> **DATA LISTING**:
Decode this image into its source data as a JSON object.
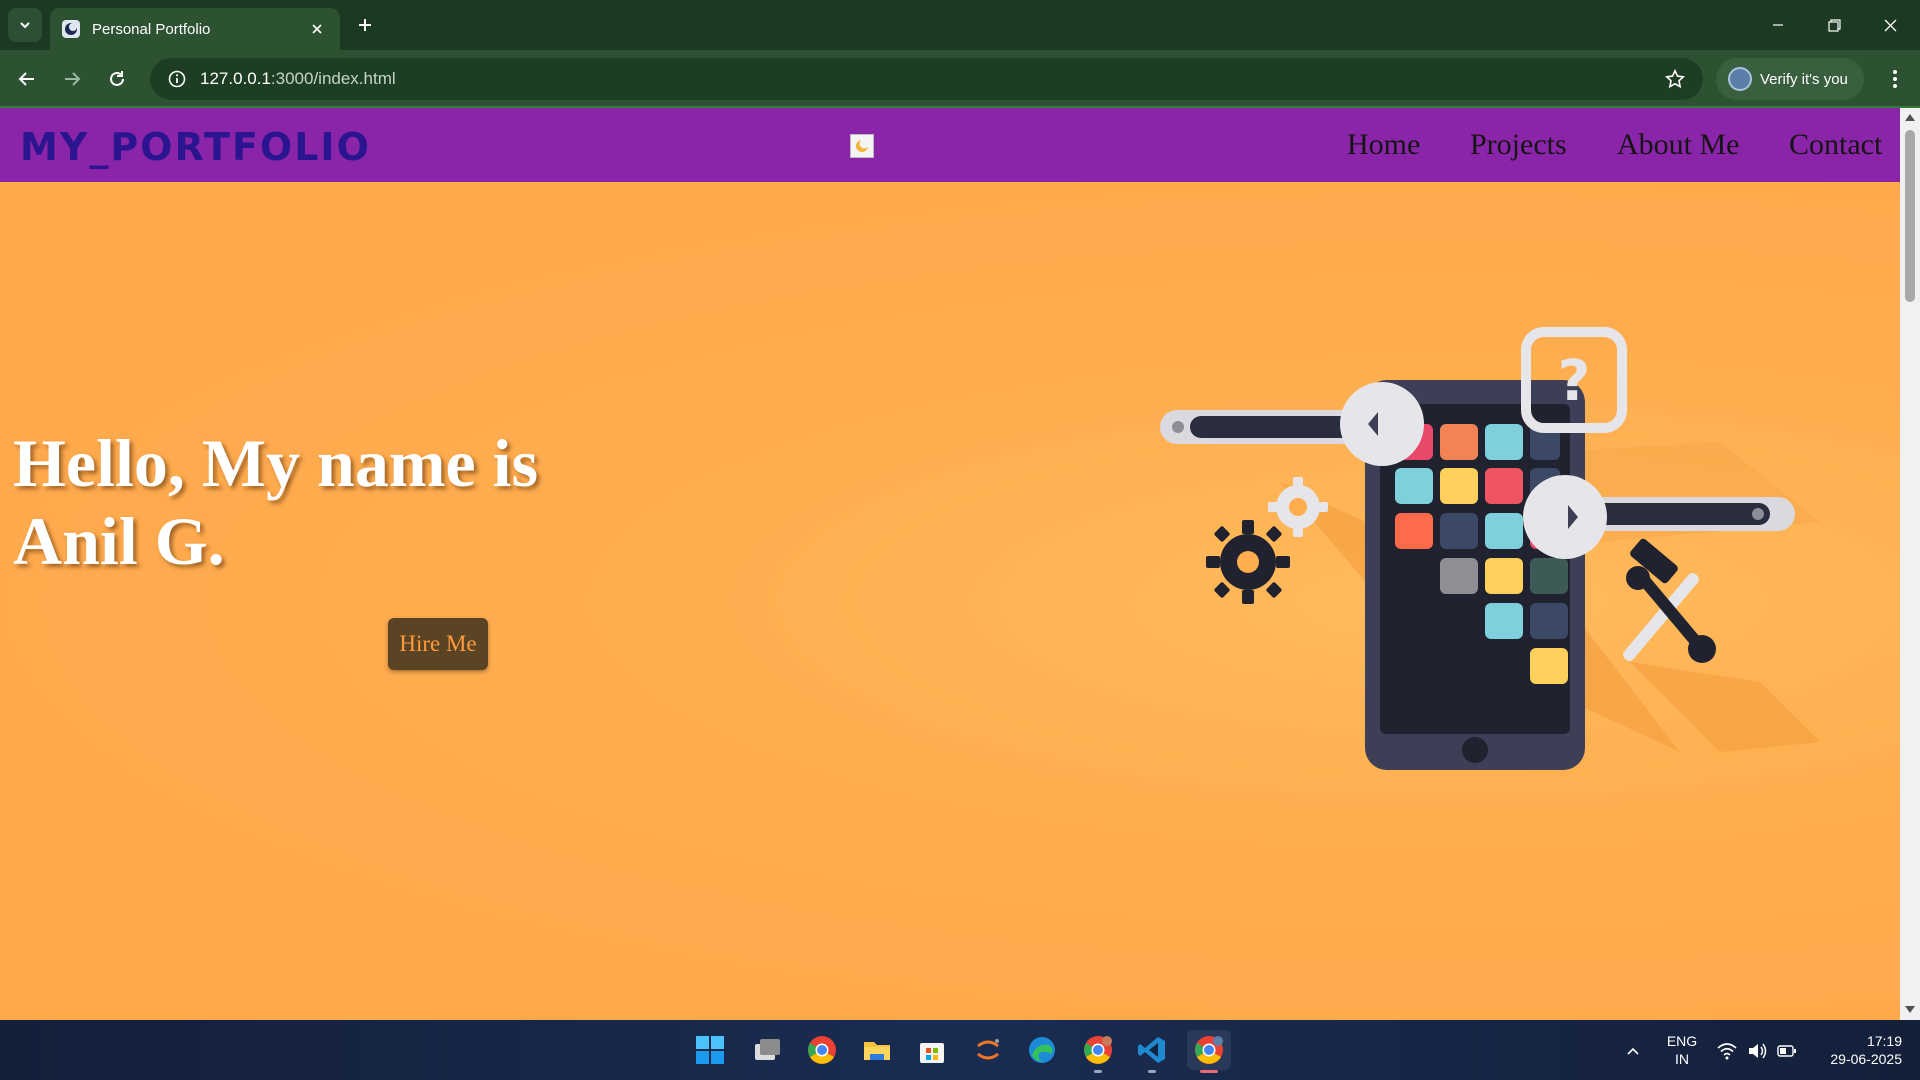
{
  "browser": {
    "tab_title": "Personal Portfolio",
    "url_host": "127.0.0.1",
    "url_path": ":3000/index.html",
    "profile_label": "Verify it's you"
  },
  "site": {
    "logo": "MY_PORTFOLIO",
    "nav": [
      "Home",
      "Projects",
      "About Me",
      "Contact"
    ],
    "theme_icon": "moon-icon",
    "hero_heading": "Hello, My name is Anil G.",
    "hire_label": "Hire Me",
    "illustration": "mobile-app-development-icon",
    "colors": {
      "nav_bg": "#8a24a8",
      "logo": "#2b148f",
      "hero_bg": "#ffa94d",
      "button_bg": "#5a4424",
      "button_text": "#ff9a3d"
    }
  },
  "taskbar": {
    "apps": [
      "windows-start-icon",
      "task-view-icon",
      "chrome-icon",
      "file-explorer-icon",
      "microsoft-store-icon",
      "jupyter-icon",
      "edge-icon",
      "chrome-profile-icon",
      "vscode-icon",
      "chrome-active-icon"
    ],
    "language": "ENG",
    "region": "IN",
    "time": "17:19",
    "date": "29-06-2025"
  }
}
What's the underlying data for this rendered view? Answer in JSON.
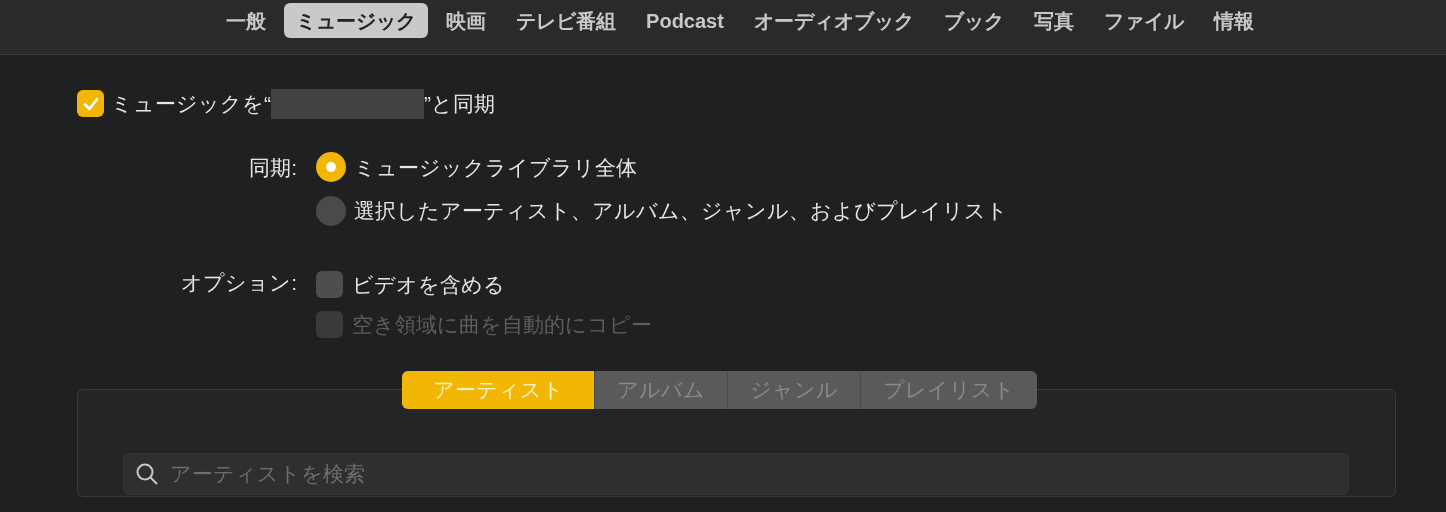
{
  "tabs": [
    {
      "label": "一般",
      "selected": false
    },
    {
      "label": "ミュージック",
      "selected": true
    },
    {
      "label": "映画",
      "selected": false
    },
    {
      "label": "テレビ番組",
      "selected": false
    },
    {
      "label": "Podcast",
      "selected": false
    },
    {
      "label": "オーディオブック",
      "selected": false
    },
    {
      "label": "ブック",
      "selected": false
    },
    {
      "label": "写真",
      "selected": false
    },
    {
      "label": "ファイル",
      "selected": false
    },
    {
      "label": "情報",
      "selected": false
    }
  ],
  "sync_music": {
    "label_before": "ミュージックを“",
    "label_after": "”と同期",
    "checked": true
  },
  "sync_mode": {
    "label": "同期:",
    "options": [
      {
        "label": "ミュージックライブラリ全体",
        "selected": true
      },
      {
        "label": "選択したアーティスト、アルバム、ジャンル、およびプレイリスト",
        "selected": false
      }
    ]
  },
  "options": {
    "label": "オプション:",
    "items": [
      {
        "label": "ビデオを含める",
        "checked": false,
        "disabled": false
      },
      {
        "label": "空き領域に曲を自動的にコピー",
        "checked": false,
        "disabled": true
      }
    ]
  },
  "browser": {
    "disabled": true,
    "segments": [
      {
        "label": "アーティスト",
        "selected": true
      },
      {
        "label": "アルバム",
        "selected": false
      },
      {
        "label": "ジャンル",
        "selected": false
      },
      {
        "label": "プレイリスト",
        "selected": false
      }
    ],
    "search": {
      "placeholder": "アーティストを検索"
    }
  }
}
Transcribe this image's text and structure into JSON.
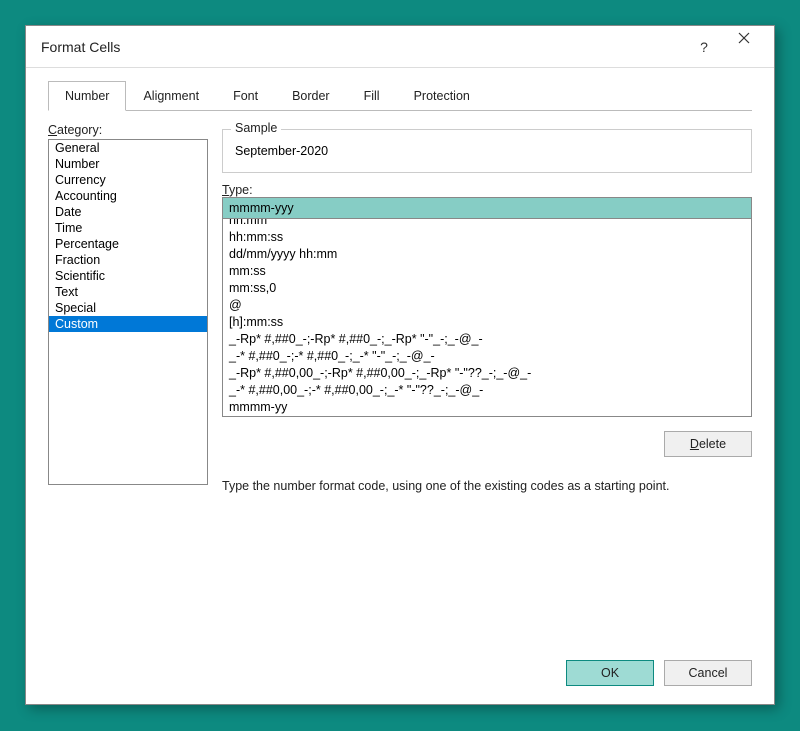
{
  "dialog": {
    "title": "Format Cells",
    "help_tooltip": "?",
    "tabs": [
      {
        "label": "Number"
      },
      {
        "label": "Alignment"
      },
      {
        "label": "Font"
      },
      {
        "label": "Border"
      },
      {
        "label": "Fill"
      },
      {
        "label": "Protection"
      }
    ],
    "active_tab": "Number"
  },
  "category": {
    "label": "Category:",
    "items": [
      "General",
      "Number",
      "Currency",
      "Accounting",
      "Date",
      "Time",
      "Percentage",
      "Fraction",
      "Scientific",
      "Text",
      "Special",
      "Custom"
    ],
    "selected": "Custom"
  },
  "sample": {
    "label": "Sample",
    "value": "September-2020"
  },
  "type": {
    "label": "Type:",
    "value": "mmmm-yyy"
  },
  "format_list": [
    "hh:mm",
    "hh:mm:ss",
    "dd/mm/yyyy hh:mm",
    "mm:ss",
    "mm:ss,0",
    "@",
    "[h]:mm:ss",
    "_-Rp* #,##0_-;-Rp* #,##0_-;_-Rp* \"-\"_-;_-@_-",
    "_-* #,##0_-;-* #,##0_-;_-* \"-\"_-;_-@_-",
    "_-Rp* #,##0,00_-;-Rp* #,##0,00_-;_-Rp* \"-\"??_-;_-@_-",
    "_-* #,##0,00_-;-* #,##0,00_-;_-* \"-\"??_-;_-@_-",
    "mmmm-yy"
  ],
  "buttons": {
    "delete": "Delete",
    "ok": "OK",
    "cancel": "Cancel"
  },
  "hint": "Type the number format code, using one of the existing codes as a starting point."
}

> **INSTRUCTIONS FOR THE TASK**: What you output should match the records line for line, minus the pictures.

> **YOUR RESPONSE**:
Decode this image into its source data as a JSON object.
{
  "browser": {
    "tab_title": "Personal Portfolio",
    "url_host": "127.0.0.1",
    "url_path": ":3000/index.html",
    "profile_label": "Verify it's you"
  },
  "site": {
    "logo": "MY_PORTFOLIO",
    "nav": [
      "Home",
      "Projects",
      "About Me",
      "Contact"
    ],
    "theme_icon": "moon-icon",
    "hero_heading": "Hello, My name is Anil G.",
    "hire_label": "Hire Me",
    "illustration": "mobile-app-development-icon",
    "colors": {
      "nav_bg": "#8a24a8",
      "logo": "#2b148f",
      "hero_bg": "#ffa94d",
      "button_bg": "#5a4424",
      "button_text": "#ff9a3d"
    }
  },
  "taskbar": {
    "apps": [
      "windows-start-icon",
      "task-view-icon",
      "chrome-icon",
      "file-explorer-icon",
      "microsoft-store-icon",
      "jupyter-icon",
      "edge-icon",
      "chrome-profile-icon",
      "vscode-icon",
      "chrome-active-icon"
    ],
    "language": "ENG",
    "region": "IN",
    "time": "17:19",
    "date": "29-06-2025"
  }
}
What's the underlying data for this rendered view? Answer in JSON.
{
  "tabs": [
    {
      "label": "一般",
      "selected": false
    },
    {
      "label": "ミュージック",
      "selected": true
    },
    {
      "label": "映画",
      "selected": false
    },
    {
      "label": "テレビ番組",
      "selected": false
    },
    {
      "label": "Podcast",
      "selected": false
    },
    {
      "label": "オーディオブック",
      "selected": false
    },
    {
      "label": "ブック",
      "selected": false
    },
    {
      "label": "写真",
      "selected": false
    },
    {
      "label": "ファイル",
      "selected": false
    },
    {
      "label": "情報",
      "selected": false
    }
  ],
  "sync_music": {
    "label_before": "ミュージックを“",
    "label_after": "”と同期",
    "checked": true
  },
  "sync_mode": {
    "label": "同期:",
    "options": [
      {
        "label": "ミュージックライブラリ全体",
        "selected": true
      },
      {
        "label": "選択したアーティスト、アルバム、ジャンル、およびプレイリスト",
        "selected": false
      }
    ]
  },
  "options": {
    "label": "オプション:",
    "items": [
      {
        "label": "ビデオを含める",
        "checked": false,
        "disabled": false
      },
      {
        "label": "空き領域に曲を自動的にコピー",
        "checked": false,
        "disabled": true
      }
    ]
  },
  "browser": {
    "disabled": true,
    "segments": [
      {
        "label": "アーティスト",
        "selected": true
      },
      {
        "label": "アルバム",
        "selected": false
      },
      {
        "label": "ジャンル",
        "selected": false
      },
      {
        "label": "プレイリスト",
        "selected": false
      }
    ],
    "search": {
      "placeholder": "アーティストを検索"
    }
  }
}
Transcribe this image's text and structure into JSON.
{
  "dialog": {
    "title": "Format Cells",
    "help_tooltip": "?",
    "tabs": [
      {
        "label": "Number"
      },
      {
        "label": "Alignment"
      },
      {
        "label": "Font"
      },
      {
        "label": "Border"
      },
      {
        "label": "Fill"
      },
      {
        "label": "Protection"
      }
    ],
    "active_tab": "Number"
  },
  "category": {
    "label": "Category:",
    "items": [
      "General",
      "Number",
      "Currency",
      "Accounting",
      "Date",
      "Time",
      "Percentage",
      "Fraction",
      "Scientific",
      "Text",
      "Special",
      "Custom"
    ],
    "selected": "Custom"
  },
  "sample": {
    "label": "Sample",
    "value": "September-2020"
  },
  "type": {
    "label": "Type:",
    "value": "mmmm-yyy"
  },
  "format_list": [
    "hh:mm",
    "hh:mm:ss",
    "dd/mm/yyyy hh:mm",
    "mm:ss",
    "mm:ss,0",
    "@",
    "[h]:mm:ss",
    "_-Rp* #,##0_-;-Rp* #,##0_-;_-Rp* \"-\"_-;_-@_-",
    "_-* #,##0_-;-* #,##0_-;_-* \"-\"_-;_-@_-",
    "_-Rp* #,##0,00_-;-Rp* #,##0,00_-;_-Rp* \"-\"??_-;_-@_-",
    "_-* #,##0,00_-;-* #,##0,00_-;_-* \"-\"??_-;_-@_-",
    "mmmm-yy"
  ],
  "buttons": {
    "delete": "Delete",
    "ok": "OK",
    "cancel": "Cancel"
  },
  "hint": "Type the number format code, using one of the existing codes as a starting point."
}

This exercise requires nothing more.